Short Drive: 2010 Ferrari 458 Italia
By: Anthony Fongaro | November 2015
The recipe for what you are about to read is classic Ferrari: a mid-engine, rear-wheel-drive coupe sporting a V8 engine. As classic as this Ferrari is, modern technologies and improvements in horsepower and handling makes this car highly desirable. Welcome to the 2010 Ferrari 458 Italia.
Pictures don't do justice for the 458 Italia on just how beautiful of a car it is. There is no angle where the car doesn’t look stunning. The 458 I drove sported black paint which made the yellow brake calipers stand out. Ironically, the car's beauty is a result of design by aerodynamics. One example is the front whiskers in the nose that lower at speed to reduce drag and lift. The body of the 458 Italia was carved to be very slippery which means it handles as well as it looks.
Not so simple interior.
Forget everything you know about a car’s interior. Done forgetting? Good. Let’s tackle just the steering wheel first. As you can see from the picture above, the steering wheel is bombarded with buttons and switches. Since the 458 doesn’t have traditional steering-column mounted stalks, every control is on the steering wheel. This means that all the muscle memory you have from years of driving more typical cars has to go out the window. Case in point – I reached for the non-existent turn signal at least twice before my co-pilot reminded me that it's a button on the wheel.
If you thought the complicated interior ended at the steering wheel, you’d be wrong. Ferrari’s dashboard is made up of a center-mounted tachometer and two mini screens – one on either side. These display everything in the car from the infotainment system to the trip computer, and are accompanied by two pods with even more buttons. I wasn’t able to play with all the gadgets in the 458, but the one option which was downright confusing was…the navigation system. In my time driving cars, I’ve never dealt with a more complicated system for just activating the navigation system. It took my co-pilot and me a good five minutes – including a Google search – to figure out how to activate the navigation screen. It’s actually quite simple (you just have to push and hold a button to bring up the menu), but the speedometer goes away. Surprisingly, you can only have a speedometer or navigation, not both.
Born to race.
My stint in the 458 was neither on a test track nor a de-restricted highway, but my initial impressions were positive for the most part. Numbers time! Ferrari's 4.5-liter V8 pumps out an astounding 562-horsepower which works hand-in-hand to a seven-speed, dual-clutch automated manual with paddle shifters. Zero to 50 mph – I wasn’t able to actually hit 60 mph - came rapidly with the transmission performing lightning-fast shifts. Behind the wheel, the throttle is your friend, allowing you to hear one of the best-sounding V8 engines. Imagine listening to a symphony orchestra that you control with your foot, that's how the 458’s engine sounds like. Driving around, the extra-sharp steering, handling and acceleration were enjoyable, but you could sense the car was bored. It wanted more. Like putting a minivan on a racetrack, the 458 on public roads is out of its element. It wants to show off what it’s made of on a racetrack or some beautiful cliché mountain roads.

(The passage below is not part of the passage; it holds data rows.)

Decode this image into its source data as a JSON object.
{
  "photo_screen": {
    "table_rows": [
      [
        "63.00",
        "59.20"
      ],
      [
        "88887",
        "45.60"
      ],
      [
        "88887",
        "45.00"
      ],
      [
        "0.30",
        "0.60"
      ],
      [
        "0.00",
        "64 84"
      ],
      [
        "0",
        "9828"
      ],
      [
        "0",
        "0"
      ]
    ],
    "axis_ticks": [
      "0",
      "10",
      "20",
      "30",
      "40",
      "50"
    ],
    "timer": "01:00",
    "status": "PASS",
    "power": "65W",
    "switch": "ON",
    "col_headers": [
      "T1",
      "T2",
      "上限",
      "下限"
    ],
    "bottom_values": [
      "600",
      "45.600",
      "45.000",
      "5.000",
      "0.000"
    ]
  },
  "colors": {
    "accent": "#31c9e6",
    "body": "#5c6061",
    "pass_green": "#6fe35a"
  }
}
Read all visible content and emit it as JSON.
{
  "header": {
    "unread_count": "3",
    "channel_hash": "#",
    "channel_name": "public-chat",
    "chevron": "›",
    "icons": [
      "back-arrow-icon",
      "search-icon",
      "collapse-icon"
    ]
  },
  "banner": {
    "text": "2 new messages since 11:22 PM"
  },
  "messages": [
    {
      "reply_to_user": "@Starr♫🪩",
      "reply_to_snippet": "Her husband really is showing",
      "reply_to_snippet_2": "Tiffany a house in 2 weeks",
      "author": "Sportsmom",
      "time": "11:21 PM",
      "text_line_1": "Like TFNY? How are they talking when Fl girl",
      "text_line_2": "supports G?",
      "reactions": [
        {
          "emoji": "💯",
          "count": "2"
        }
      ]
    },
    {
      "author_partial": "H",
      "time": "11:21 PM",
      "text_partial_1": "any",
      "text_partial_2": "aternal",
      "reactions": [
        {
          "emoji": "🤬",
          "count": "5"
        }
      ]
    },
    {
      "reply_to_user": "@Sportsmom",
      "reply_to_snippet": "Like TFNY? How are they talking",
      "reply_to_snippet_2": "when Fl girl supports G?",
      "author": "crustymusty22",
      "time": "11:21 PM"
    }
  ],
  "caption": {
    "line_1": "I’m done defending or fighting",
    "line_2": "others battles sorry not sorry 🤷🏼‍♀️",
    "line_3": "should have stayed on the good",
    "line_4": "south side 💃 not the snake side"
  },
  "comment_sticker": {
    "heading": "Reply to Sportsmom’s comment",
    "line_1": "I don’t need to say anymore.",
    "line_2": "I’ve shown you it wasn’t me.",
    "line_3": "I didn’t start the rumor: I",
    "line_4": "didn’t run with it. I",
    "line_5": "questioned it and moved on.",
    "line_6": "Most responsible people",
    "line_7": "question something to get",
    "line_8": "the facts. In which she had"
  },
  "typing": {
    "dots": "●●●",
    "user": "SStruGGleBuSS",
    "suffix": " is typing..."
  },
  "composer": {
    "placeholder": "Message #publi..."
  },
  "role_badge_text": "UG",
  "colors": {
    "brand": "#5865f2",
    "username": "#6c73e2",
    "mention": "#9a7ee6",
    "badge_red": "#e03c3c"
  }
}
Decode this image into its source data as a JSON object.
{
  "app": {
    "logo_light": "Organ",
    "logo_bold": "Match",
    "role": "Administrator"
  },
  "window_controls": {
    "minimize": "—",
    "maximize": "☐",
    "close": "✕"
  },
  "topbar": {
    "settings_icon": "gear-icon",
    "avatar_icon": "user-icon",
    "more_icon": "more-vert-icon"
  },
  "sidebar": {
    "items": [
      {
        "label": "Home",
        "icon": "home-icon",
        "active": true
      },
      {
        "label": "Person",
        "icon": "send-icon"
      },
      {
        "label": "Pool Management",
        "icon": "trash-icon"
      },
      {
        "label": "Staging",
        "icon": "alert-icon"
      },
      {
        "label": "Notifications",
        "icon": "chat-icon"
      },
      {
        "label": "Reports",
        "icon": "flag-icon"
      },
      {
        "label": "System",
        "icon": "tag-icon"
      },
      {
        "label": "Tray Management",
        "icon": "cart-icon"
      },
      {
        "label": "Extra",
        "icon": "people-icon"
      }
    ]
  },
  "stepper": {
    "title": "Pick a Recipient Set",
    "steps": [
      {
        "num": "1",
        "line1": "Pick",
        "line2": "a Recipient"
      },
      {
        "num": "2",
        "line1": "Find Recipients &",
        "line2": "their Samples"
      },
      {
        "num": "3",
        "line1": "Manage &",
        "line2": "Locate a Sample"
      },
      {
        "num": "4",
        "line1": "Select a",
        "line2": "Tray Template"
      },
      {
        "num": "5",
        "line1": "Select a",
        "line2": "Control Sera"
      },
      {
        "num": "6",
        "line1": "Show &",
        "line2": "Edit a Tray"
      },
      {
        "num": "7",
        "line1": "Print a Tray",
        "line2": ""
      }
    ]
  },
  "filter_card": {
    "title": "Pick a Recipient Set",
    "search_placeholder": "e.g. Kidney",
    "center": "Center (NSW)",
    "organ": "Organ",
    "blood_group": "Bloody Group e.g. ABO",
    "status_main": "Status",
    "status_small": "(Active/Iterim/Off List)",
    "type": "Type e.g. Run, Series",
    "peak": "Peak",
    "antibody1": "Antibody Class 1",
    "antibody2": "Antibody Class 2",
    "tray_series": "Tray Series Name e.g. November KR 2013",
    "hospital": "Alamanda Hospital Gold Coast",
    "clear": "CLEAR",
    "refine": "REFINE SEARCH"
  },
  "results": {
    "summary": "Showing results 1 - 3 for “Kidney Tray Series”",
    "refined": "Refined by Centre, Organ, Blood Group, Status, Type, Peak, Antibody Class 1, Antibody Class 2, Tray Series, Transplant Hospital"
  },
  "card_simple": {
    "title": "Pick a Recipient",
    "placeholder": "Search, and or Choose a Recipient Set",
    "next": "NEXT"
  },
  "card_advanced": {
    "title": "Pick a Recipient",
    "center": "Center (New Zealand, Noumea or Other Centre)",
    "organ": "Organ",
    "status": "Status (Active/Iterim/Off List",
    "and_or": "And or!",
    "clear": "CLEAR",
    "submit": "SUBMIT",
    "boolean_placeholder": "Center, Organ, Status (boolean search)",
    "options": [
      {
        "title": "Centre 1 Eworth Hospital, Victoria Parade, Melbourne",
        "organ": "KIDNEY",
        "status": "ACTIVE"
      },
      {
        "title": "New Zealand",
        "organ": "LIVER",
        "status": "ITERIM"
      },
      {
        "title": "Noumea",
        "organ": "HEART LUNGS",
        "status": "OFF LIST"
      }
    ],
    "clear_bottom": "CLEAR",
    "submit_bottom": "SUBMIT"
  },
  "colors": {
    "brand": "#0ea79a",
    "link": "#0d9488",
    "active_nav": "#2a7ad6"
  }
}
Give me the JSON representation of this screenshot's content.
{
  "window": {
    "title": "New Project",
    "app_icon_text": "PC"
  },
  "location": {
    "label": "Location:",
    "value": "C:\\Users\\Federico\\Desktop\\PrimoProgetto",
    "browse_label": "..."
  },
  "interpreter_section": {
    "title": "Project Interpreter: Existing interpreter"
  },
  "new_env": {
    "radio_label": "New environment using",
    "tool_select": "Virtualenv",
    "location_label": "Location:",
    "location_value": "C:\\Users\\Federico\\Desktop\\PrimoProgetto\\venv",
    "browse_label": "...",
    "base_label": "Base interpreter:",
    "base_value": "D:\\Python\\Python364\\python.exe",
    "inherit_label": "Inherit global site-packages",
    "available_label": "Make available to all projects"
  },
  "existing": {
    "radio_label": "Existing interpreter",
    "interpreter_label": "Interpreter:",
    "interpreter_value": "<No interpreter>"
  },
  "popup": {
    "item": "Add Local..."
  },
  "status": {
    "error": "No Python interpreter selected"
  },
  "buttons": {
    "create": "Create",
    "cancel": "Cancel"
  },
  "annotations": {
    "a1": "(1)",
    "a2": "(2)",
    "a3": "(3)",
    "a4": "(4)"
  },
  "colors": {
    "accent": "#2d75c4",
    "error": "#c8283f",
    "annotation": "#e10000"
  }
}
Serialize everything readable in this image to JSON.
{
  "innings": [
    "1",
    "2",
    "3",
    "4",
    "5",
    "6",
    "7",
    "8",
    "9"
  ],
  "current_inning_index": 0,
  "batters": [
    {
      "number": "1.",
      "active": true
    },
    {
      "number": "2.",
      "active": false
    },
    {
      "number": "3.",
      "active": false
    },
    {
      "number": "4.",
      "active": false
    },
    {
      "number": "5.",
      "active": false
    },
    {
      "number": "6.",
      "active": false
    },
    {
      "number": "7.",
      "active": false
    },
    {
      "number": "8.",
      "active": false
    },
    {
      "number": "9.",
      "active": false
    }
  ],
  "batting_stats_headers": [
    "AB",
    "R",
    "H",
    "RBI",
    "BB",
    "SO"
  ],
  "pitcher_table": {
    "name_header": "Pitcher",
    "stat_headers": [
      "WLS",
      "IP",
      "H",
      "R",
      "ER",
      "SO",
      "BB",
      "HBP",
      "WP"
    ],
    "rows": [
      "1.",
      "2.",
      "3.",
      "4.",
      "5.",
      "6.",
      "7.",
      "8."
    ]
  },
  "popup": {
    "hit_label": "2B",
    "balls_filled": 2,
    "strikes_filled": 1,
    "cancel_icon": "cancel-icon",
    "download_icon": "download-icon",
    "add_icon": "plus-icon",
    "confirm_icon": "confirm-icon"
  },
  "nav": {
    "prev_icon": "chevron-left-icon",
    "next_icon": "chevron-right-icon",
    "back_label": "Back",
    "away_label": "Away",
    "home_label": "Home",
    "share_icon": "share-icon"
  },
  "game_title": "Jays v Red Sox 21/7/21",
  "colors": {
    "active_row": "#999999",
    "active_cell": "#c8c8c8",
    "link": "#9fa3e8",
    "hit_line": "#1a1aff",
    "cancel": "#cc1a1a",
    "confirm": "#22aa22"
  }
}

By the end of the drive, I was left wanting more. The 458 is a brilliant car with an interior that will force you to read the dreaded owner’s manual. And you’ll have to undo all the muscle memory you learned driving other cars to figure out the controls. But even though I was only able to tap into 40 percent of the car’s potential, it was a tantalizing taste of just how amazing it is. The 458 is almost too good for your average drive to work. If I was able to open the taps a bit more and let the Ferrari come to life, I’m sure it would show why it could be the perfect sports car.
Midwest Motors is located at 540 Cortland Drive, Lake Zurich, IL 60047. Visit their website at http://www.midwestmotors.com/ and view the 2010 Ferrari 458 Italia here.